Dataset records
-- Opening Marker --

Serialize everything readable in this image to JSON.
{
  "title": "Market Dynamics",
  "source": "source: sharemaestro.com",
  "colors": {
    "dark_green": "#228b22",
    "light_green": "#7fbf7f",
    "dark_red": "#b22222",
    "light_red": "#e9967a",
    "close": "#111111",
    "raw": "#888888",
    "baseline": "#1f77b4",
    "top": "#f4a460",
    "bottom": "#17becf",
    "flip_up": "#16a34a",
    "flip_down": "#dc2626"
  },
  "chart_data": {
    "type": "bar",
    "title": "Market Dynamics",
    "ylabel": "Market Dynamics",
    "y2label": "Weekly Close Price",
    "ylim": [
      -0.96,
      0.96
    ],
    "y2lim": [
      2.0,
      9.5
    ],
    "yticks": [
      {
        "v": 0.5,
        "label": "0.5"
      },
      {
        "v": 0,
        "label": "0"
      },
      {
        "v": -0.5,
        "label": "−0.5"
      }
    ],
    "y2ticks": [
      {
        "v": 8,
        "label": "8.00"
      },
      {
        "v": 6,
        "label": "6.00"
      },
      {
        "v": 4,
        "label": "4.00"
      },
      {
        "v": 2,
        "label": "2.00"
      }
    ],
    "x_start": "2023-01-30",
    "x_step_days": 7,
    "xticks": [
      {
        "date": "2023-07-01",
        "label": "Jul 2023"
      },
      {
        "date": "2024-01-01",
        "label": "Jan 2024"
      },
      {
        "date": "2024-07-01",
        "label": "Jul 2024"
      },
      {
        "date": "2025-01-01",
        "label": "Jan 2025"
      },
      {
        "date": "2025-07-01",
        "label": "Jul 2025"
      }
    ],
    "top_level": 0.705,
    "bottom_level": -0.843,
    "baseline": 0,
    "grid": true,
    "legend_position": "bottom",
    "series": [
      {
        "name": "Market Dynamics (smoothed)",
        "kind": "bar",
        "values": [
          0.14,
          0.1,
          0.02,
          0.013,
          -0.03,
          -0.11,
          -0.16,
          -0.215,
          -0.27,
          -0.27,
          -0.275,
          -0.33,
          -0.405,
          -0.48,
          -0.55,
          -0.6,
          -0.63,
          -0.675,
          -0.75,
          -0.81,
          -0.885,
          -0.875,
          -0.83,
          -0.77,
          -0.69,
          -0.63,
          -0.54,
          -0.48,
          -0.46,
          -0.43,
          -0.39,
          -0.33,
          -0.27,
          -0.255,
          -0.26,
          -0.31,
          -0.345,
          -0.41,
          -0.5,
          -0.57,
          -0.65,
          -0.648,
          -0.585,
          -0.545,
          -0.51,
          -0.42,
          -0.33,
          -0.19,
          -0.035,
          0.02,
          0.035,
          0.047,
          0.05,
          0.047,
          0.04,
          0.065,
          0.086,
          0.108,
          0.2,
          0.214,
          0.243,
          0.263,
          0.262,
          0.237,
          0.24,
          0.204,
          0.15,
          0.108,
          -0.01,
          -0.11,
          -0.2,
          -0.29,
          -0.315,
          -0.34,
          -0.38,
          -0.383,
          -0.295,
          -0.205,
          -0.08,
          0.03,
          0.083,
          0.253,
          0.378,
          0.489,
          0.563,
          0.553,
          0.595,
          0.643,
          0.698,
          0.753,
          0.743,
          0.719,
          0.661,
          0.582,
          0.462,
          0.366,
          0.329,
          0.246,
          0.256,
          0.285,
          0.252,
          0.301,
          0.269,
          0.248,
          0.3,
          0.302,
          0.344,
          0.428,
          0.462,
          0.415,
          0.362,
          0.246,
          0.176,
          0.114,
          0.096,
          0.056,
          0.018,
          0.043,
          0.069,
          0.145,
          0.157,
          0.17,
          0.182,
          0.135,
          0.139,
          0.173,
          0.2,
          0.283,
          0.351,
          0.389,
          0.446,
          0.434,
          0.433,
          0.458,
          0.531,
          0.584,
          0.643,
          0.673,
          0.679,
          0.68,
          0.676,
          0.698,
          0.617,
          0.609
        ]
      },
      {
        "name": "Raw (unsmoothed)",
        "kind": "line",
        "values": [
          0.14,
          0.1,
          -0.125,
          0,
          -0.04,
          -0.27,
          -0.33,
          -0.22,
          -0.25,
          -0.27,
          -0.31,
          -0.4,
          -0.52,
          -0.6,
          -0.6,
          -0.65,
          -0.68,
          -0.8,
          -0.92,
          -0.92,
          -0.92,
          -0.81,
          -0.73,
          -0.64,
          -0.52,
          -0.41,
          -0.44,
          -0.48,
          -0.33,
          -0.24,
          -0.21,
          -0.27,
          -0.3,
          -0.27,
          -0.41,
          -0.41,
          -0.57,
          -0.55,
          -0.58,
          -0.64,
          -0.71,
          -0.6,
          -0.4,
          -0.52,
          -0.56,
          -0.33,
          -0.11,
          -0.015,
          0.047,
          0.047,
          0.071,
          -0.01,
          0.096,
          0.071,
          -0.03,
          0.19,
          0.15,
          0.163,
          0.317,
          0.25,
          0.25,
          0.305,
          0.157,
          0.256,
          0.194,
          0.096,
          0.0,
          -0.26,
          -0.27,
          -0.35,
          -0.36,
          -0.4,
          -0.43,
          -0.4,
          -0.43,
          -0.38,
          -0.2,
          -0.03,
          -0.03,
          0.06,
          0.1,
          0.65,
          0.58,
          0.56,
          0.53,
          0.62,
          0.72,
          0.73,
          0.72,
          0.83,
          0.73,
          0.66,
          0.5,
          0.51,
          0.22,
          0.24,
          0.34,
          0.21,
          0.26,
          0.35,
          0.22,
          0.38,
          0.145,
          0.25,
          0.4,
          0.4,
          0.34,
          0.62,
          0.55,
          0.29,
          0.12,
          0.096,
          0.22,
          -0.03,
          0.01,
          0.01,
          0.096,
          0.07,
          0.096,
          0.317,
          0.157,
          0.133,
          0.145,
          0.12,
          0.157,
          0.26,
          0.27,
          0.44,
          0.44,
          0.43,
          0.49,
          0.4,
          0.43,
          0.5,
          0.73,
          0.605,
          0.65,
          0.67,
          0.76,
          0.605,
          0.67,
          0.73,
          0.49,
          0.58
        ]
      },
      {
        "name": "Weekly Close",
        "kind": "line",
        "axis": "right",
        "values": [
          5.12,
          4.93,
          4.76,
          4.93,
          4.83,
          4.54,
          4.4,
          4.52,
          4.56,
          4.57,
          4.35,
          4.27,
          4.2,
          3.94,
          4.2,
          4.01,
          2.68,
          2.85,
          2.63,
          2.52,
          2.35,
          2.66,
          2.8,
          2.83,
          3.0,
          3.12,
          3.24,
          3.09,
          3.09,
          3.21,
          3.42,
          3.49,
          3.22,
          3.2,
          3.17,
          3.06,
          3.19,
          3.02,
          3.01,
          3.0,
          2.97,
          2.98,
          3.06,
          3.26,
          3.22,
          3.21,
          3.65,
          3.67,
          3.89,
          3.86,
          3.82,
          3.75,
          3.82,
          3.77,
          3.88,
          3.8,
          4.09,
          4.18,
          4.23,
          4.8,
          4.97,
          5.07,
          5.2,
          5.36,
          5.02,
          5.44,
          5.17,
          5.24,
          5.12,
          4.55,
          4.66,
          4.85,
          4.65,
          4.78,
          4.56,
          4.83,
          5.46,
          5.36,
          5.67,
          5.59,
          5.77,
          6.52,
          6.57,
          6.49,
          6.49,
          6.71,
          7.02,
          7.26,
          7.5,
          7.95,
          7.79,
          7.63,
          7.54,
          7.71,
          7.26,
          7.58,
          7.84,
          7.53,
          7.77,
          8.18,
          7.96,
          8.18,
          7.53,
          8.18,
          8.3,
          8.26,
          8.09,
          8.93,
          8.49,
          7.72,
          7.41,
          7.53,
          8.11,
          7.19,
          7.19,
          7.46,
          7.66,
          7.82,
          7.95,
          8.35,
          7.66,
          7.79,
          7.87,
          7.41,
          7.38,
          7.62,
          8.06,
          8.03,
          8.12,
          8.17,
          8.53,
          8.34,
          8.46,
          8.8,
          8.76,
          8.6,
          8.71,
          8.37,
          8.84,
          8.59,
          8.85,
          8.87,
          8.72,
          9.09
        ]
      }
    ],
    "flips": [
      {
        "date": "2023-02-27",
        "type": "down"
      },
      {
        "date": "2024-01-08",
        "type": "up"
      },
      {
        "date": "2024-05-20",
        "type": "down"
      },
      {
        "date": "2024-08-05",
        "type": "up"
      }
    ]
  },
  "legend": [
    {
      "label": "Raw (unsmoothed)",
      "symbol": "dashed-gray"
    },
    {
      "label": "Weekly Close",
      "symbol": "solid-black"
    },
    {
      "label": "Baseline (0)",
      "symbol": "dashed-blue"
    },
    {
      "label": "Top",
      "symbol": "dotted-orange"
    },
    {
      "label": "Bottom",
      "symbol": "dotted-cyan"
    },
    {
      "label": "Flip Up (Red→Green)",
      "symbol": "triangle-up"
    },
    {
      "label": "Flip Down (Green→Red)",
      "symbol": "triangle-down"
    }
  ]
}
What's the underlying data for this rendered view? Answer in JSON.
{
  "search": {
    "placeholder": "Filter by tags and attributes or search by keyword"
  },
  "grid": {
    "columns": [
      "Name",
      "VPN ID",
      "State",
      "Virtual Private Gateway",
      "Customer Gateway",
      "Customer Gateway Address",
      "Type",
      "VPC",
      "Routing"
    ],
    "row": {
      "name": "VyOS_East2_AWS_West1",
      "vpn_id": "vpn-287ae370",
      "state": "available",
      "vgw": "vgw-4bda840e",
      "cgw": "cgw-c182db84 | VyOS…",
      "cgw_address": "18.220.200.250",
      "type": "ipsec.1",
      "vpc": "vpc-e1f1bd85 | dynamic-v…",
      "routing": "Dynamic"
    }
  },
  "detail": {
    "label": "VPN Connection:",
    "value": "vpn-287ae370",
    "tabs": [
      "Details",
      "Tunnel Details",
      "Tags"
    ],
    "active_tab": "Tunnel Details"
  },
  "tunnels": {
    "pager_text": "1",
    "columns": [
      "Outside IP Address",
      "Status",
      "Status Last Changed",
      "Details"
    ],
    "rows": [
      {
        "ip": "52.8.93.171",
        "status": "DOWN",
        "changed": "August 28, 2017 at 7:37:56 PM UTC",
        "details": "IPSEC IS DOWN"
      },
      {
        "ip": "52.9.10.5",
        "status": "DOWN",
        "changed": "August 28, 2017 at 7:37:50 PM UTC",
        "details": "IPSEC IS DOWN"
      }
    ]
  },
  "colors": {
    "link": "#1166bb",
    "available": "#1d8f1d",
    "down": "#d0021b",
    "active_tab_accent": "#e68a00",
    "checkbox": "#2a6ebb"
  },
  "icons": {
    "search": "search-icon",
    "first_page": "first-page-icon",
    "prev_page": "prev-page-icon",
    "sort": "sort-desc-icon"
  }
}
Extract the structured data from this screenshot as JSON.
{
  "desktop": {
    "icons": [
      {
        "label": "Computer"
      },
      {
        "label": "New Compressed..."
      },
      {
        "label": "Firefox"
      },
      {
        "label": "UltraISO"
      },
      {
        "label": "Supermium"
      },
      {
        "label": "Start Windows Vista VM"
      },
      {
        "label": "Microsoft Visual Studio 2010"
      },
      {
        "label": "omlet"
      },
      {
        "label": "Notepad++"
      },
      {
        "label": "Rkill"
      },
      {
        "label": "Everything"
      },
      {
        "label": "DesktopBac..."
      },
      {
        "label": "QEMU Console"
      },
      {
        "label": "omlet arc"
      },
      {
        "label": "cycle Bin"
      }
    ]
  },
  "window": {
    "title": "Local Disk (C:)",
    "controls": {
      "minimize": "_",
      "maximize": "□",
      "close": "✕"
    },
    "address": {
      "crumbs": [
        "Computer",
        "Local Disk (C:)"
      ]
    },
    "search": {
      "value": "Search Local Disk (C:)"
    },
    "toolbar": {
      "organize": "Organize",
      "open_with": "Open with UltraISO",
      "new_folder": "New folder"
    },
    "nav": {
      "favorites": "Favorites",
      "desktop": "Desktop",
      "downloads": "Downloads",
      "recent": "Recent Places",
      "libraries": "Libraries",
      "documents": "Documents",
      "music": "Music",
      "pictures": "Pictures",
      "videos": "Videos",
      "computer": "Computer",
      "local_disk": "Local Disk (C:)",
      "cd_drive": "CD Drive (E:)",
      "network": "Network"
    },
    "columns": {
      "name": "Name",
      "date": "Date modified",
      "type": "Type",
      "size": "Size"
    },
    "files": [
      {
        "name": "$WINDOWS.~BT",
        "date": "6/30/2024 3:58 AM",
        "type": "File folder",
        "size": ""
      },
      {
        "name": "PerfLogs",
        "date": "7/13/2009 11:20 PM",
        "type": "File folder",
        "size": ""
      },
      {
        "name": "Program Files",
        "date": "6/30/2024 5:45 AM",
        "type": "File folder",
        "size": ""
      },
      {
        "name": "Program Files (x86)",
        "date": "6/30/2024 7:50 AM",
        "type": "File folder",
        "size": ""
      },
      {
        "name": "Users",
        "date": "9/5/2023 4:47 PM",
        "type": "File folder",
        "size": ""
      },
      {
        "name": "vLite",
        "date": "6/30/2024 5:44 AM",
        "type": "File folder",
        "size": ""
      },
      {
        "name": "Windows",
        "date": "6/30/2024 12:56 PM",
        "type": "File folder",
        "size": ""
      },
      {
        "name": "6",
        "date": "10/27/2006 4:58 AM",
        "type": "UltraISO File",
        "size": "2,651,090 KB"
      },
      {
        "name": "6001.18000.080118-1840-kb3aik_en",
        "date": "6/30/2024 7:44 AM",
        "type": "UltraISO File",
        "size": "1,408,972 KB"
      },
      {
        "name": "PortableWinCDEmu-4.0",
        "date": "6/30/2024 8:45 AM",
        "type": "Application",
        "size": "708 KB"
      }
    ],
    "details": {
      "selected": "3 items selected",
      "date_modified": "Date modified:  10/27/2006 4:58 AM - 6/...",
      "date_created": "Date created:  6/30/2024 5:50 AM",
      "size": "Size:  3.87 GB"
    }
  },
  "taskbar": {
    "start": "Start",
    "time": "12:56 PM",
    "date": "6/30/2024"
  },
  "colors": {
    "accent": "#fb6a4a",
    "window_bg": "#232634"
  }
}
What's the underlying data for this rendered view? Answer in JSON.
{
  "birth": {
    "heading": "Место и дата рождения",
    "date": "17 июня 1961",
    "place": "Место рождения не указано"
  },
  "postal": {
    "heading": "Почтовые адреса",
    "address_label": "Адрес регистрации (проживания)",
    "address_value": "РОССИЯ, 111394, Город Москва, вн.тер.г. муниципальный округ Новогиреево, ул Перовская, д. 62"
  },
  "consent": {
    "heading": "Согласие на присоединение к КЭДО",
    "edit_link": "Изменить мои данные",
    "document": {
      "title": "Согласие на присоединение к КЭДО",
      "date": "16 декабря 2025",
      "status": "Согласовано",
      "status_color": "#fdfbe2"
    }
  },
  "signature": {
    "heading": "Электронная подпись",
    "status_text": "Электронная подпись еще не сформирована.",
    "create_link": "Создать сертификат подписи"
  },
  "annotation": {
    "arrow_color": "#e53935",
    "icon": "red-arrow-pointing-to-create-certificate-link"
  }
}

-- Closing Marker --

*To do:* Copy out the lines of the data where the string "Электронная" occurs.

*Result of the exercise:*
    "heading": "Электронная подпись",
    "status_text": "Электронная подпись еще не сформирована.",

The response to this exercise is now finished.